Earlier, we demonstrated that trend-following strategies dominate the CTA mutual fund space and that the correlation of the SG CTA Mutual Fund Index to the SG Trend Index is at 0.87. As a next step, we wanted to examine the level of correlation between individual SG Mutual Fund Index constituents. In Fig.9, we look at the distribution of 45 pairwise correlations between the 10 current constituents in the CTA Mutual Fund Index. Two-thirds of the constituents have a correlation of 0.6 or higher, with only one observation below 0.4 and the average pairwise correlation of 0.66. The relatively high number of observations with elevated pairwise correlations is not surprising given that nine out of the 10 Index constituents are trend-following strategies.

Conclusion
Increasing five-fold in the last five years to reach $26 billion, the CTA mutual fund space has become an important part of liquid alternatives and the CTA industry overall. Several key players emerged in the space, with the five largest CTA mutual funds accounting for approximately 70% of the assets under management.

Given the significant growth of the CTA mutual funds, we mentioned a recent SEC proposal aimed at limiting the amount of leverage, including derivatives, in registered investment companies. With many industry participants providing feedback to the initial proposal, attention is focused on what the final SEC ruling may spell for existing mutual funds strategies.

As part of our analysis, we have constructed a dataset isolating actively managed CTA strategies. We observed a significant level of variability of how products are structured, managed and priced, which called for the creation of a classification framework. As a next step, we did a deeper dive into each of the differentiating factors within the framework.

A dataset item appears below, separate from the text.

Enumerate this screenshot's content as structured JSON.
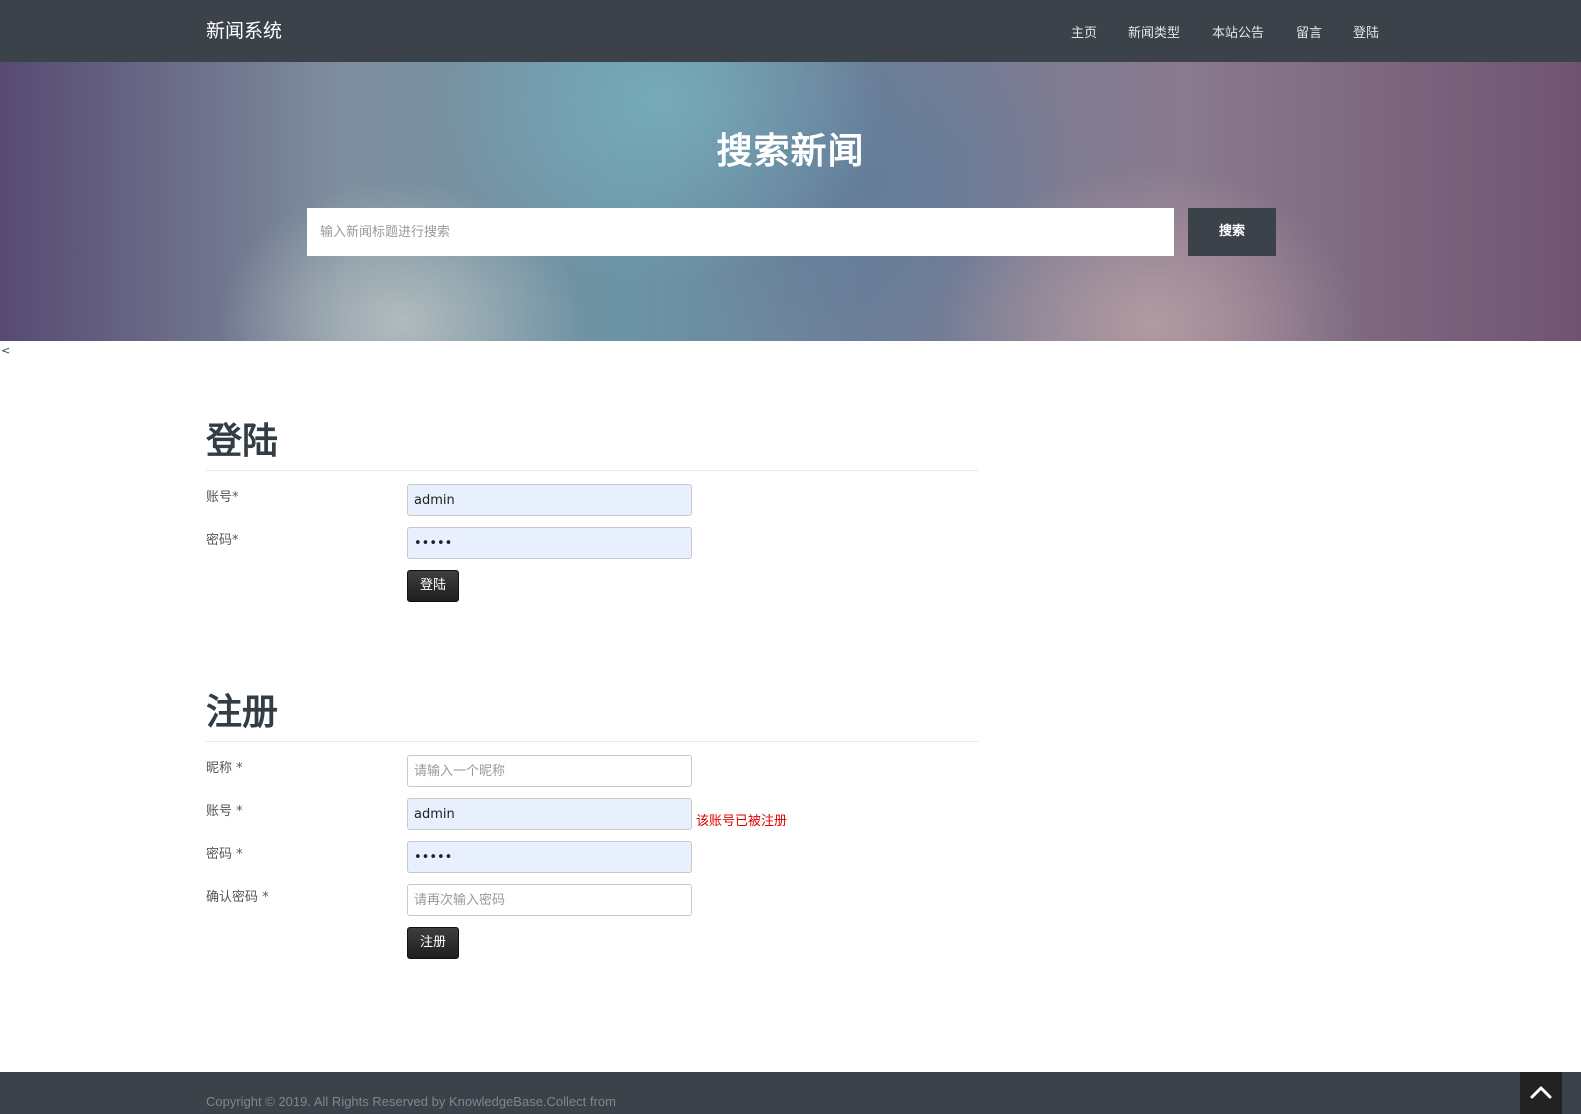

First, we provided a breakdown by number of managers and fund assets for both the single-manager and multi-manager CTA mutual funds. With approximately 89% of the total assets ($23.2 billion of the total $26 billion), single-manager products are prevalent in the space. With almost one-third of the total number of managers, multi-managers account for only 11% of total assets.

Second, we looked at the fees charged by both single- and multi-manager CTA mutual funds. Approximately 86% of aggregate assets are managed within flat-fee products. Most of the single-manager funds charge a flat fee (93% by assets and 80% by count of managers), while most of the multi-manger products have both a management and an incentive fee component.

Third, we segregated single-manager funds into three groups depending upon how their mutual fund products are related to other strategies managed by the same investment adviser. The key observation was that 65% of the assets in CTA mutual funds are run pro-rata to the hedge fund version of the investment program, followed by 21% where only the mutual fund version of the program is offered to investors and only 3% of assets being classified as a "Subset of hedge fund" category.

To complete the analysis pursuant to the classification framework, we looked at the types of investment strategies run within the CTA mutual fund vehicles. While the breakdown by number of managers showed a solid level of diversity between the types of strategies,the strategy split looks very different for assets under management, with 78% of assets in single-manager, trend-following products and only 11% in non-trend-following, single-manager products.

In concluding the analysis, we presented a recently created benchmark for evaluating managed futures mutual funds – the SG CTA Mutual Fund Index launched on January 1, 2016. One of the important observations was that the CTA Mutual Fund Index has a high correlation to the industry benchmarks – SG CTA Index and SG Trend Index – which demonstrates that constituents of the index can provide exposures representative of the broader CTA industry. Lastly, we provided a snapshot of pairwise correlation distribution for the current CTA Mutual Fund Index constituents. Two-thirds of the constituents have a correlation of 0.6 or higher, with the average pairwise correlation of 0.66, which is not surprising given that nine out of the 10 Index constituents are trend-following strategies.